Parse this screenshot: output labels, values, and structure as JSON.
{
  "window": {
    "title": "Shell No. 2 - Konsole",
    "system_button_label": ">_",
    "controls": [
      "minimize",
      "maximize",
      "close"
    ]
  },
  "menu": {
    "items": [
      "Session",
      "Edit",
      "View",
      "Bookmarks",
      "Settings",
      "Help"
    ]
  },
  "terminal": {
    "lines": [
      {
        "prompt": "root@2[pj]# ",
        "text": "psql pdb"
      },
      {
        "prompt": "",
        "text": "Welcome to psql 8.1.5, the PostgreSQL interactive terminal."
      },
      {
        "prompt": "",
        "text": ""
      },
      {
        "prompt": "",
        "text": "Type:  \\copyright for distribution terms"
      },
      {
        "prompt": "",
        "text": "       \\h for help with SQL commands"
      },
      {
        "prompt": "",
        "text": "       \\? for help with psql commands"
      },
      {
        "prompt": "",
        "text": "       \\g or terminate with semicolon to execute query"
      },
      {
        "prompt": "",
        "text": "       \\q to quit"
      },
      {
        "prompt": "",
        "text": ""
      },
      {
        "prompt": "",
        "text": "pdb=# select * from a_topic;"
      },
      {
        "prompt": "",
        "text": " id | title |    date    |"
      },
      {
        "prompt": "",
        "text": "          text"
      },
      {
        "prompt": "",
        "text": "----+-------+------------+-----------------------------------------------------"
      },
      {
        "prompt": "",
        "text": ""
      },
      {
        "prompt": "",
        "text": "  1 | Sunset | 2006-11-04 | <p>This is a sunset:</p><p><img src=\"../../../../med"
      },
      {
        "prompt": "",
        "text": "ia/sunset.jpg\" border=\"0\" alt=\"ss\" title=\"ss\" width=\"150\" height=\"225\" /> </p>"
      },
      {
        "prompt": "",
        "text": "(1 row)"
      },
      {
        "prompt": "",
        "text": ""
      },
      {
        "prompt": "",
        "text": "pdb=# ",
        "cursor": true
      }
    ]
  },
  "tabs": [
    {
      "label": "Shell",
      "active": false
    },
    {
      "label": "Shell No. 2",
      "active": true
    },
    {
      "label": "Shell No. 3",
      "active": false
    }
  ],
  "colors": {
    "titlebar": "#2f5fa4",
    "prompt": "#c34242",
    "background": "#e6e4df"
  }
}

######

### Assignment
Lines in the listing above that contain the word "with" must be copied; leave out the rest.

### Solution for this exercise
        "text": "       \\h for help with SQL commands"
        "text": "       \\? for help with psql commands"
        "text": "       \\g or terminate with semicolon to execute query"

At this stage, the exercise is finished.